The thought of having to sit in front of another person, with "that pity" in their eyes, just….uggg. It is always the same look.
Are you in IC? You asked how you can take care of yourself, and an hour once a week to talk thru your issues and have someone neutral that can totally support and validate you and help you process your trauma is one good way to take care of yourself. Even if you did it before for a while, it sounds like you could probably use someone right now with all that you are dealing with. You need someone IRL that you can bounce ideas off of and will listen compassionately while you get some of this toxic stuff out. Some therapists also have valuable resources that may help in certain circumstances.
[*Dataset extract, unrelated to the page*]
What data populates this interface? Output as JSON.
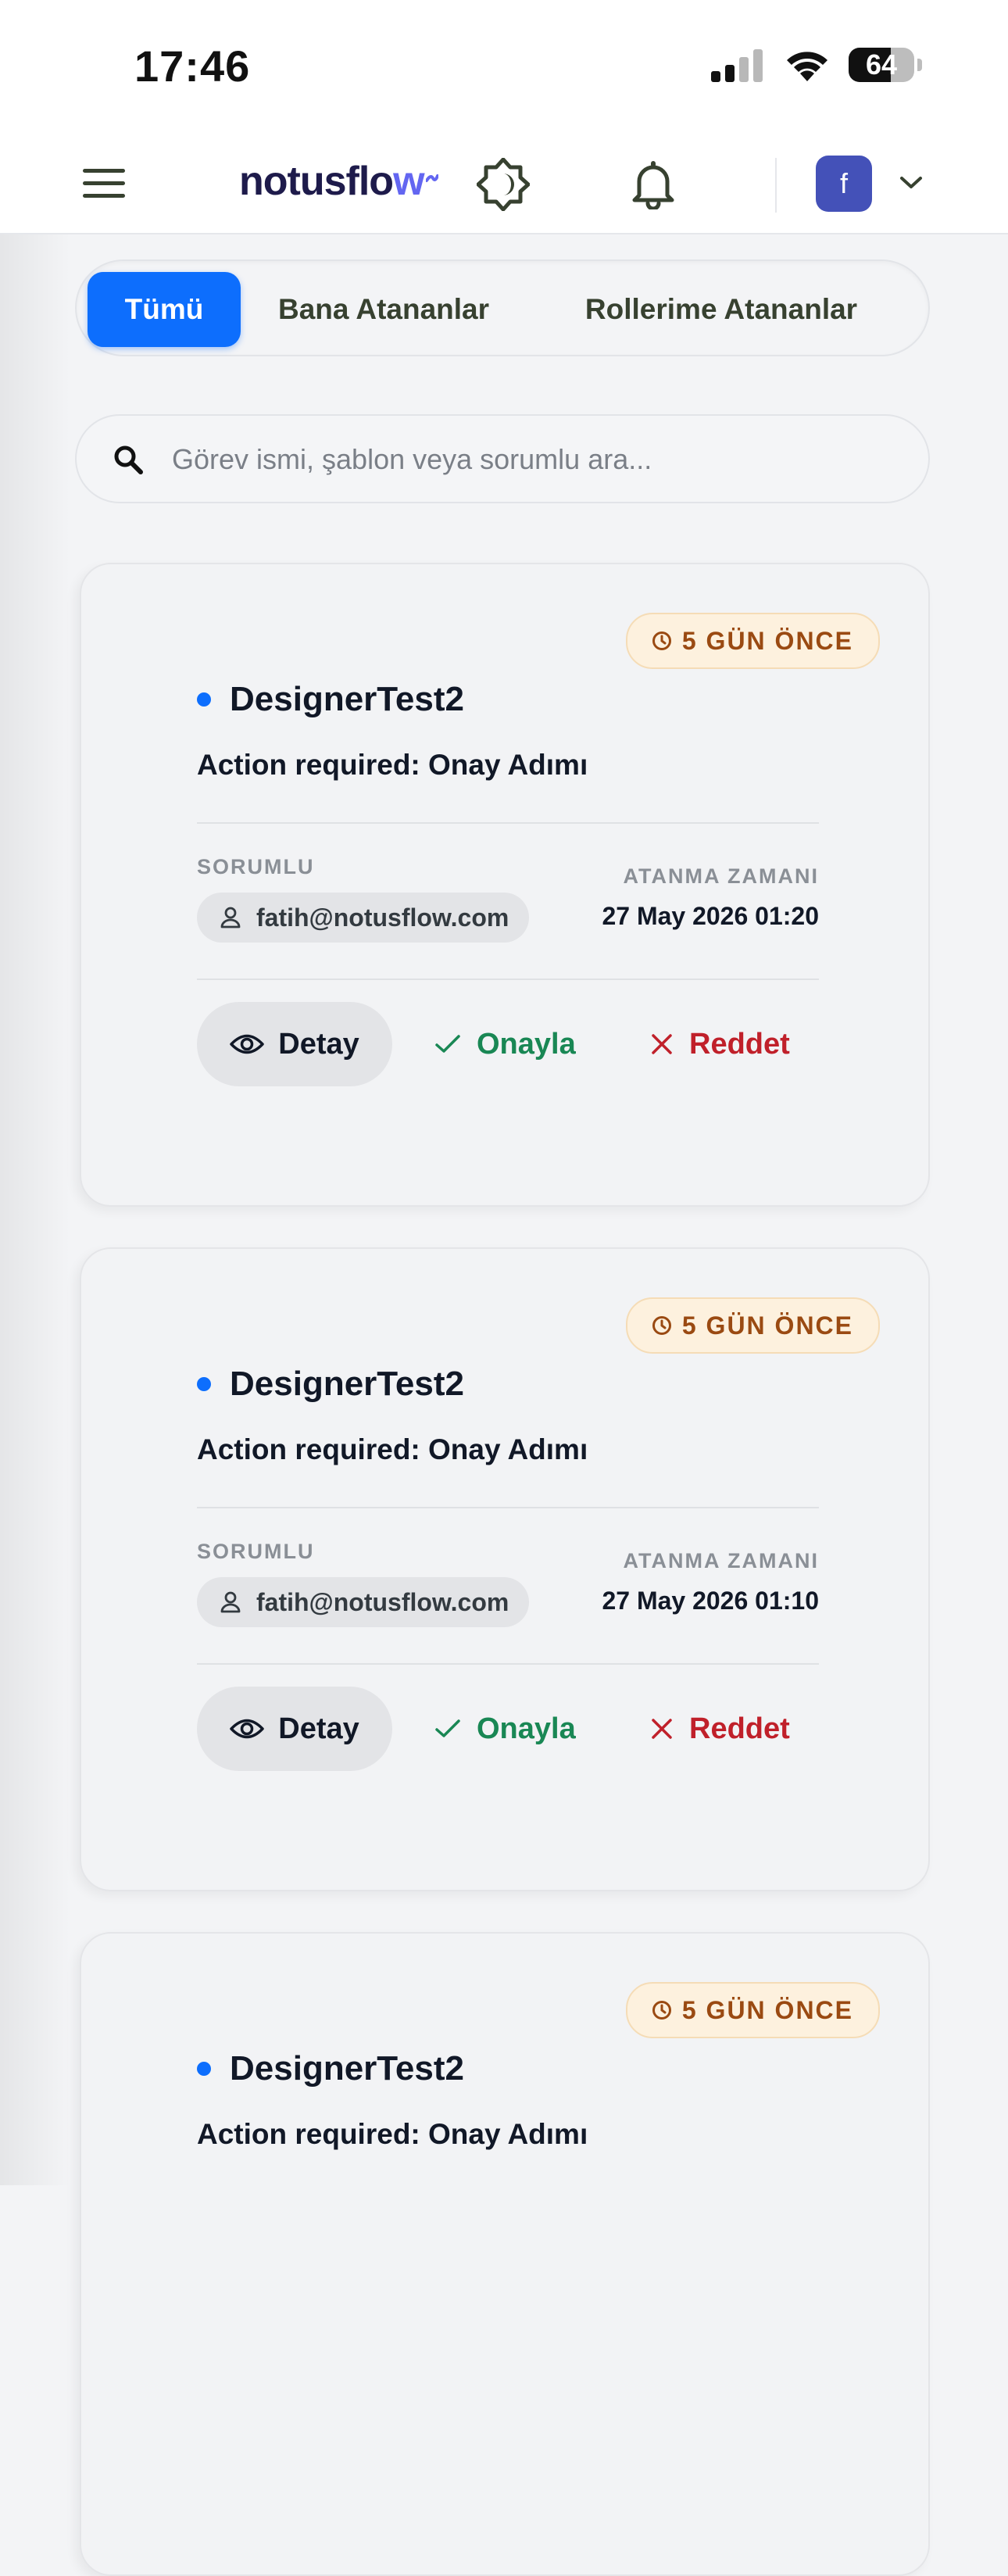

Hang in there. It will get better.
The bad parents are usually in general the waywards who think they are fabulous parents.
It sounds like you have a lot on your plate.
I am the same as you in that I have the kids 97% of the time.
When X has them I am usually trying to catch up on things I can't get done when I have the kids.
I can relate a bit to the difficulties with kids with special needs.
My DD2 (twin B) was born with a birth defect that comes in a cluster of problems.
She was in the NICU for the first 3 months of her life and had many surgeries up until she was 1. She now has a lingering problem with her bowels that will never go away. It affects her schooling. She's embarrassed.
I find that I am watching her continuously for learning disabilities. She cries when she has to do her homework and has a hard time organizing her thoughts and get down to it.
Her test scores are solid B's to B+.
I'm not worried about her intelligence, just her work ethic. I can't help worrying.
Anyway, sorry to go on a bit.
When people hear about her birth defect and the time she spent in the hospital the response is always "how did you ever manage?"
I managed because I had to. There was no other option. I couldn't give up. It was too important.
Things got done and it slowly got better.
You will be ok because it will get better.
It must. You will manage and we are here to help support you in any small way that we can.
(from a fellow introvert)
The sister of a good friend of mine stayed in a marriage just like yours. She now has a drinking problem (40 years later) and the two kids are a mess. One is now institutionalized with mental problems that are very severe.
It is harder plowing through the future blind. My mind tends to run through all scenarios constantly. What if?? What if?? What if???? Which, is great for many situations, but not so great when I'm doubting myself. I tend to have 3 contingency plans in place at all times. Just who I am. A planner and a thinker. Serves me well in everything except dating.
Yes, I still see my IC, but only about 1 per month. I do go in and generally dump all of the stuff about the kids on her. We run through scenarios, we talk about the future, how kids handle these things, how I can support them, etc. She encourages me to "cocoon"…you guys would call it "self care". Keep those I trust close to me and lean on them when I allow myself.
Part of the issue is I don't know the role the Social Worker plays in this evaluation. Is she there to evaluate my parenting? Have a made mistakes?? The unknown is bothering me.